%%
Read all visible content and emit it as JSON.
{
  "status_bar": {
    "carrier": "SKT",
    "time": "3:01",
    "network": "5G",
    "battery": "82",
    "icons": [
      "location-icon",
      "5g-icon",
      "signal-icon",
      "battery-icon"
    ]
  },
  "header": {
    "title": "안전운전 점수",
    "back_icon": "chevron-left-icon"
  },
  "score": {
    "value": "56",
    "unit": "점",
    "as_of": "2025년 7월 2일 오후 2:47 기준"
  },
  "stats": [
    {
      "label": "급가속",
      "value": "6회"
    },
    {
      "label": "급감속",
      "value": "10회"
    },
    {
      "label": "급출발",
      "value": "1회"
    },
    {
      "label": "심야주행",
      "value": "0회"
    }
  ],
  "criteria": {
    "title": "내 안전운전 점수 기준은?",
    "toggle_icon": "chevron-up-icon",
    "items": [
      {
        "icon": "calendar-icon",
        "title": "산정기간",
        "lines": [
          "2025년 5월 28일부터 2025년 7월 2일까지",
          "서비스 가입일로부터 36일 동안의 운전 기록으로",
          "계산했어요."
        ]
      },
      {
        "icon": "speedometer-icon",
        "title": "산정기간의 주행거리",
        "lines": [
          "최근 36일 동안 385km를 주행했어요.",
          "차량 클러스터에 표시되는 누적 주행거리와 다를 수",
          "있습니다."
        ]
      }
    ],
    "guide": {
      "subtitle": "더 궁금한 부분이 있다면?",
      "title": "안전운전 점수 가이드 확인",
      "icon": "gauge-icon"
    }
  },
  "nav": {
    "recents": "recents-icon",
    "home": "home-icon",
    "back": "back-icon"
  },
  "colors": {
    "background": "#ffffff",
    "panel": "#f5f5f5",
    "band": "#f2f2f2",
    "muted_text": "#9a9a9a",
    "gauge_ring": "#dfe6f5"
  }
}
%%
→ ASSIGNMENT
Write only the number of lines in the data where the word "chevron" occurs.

→ REPLY TO THE TASK
2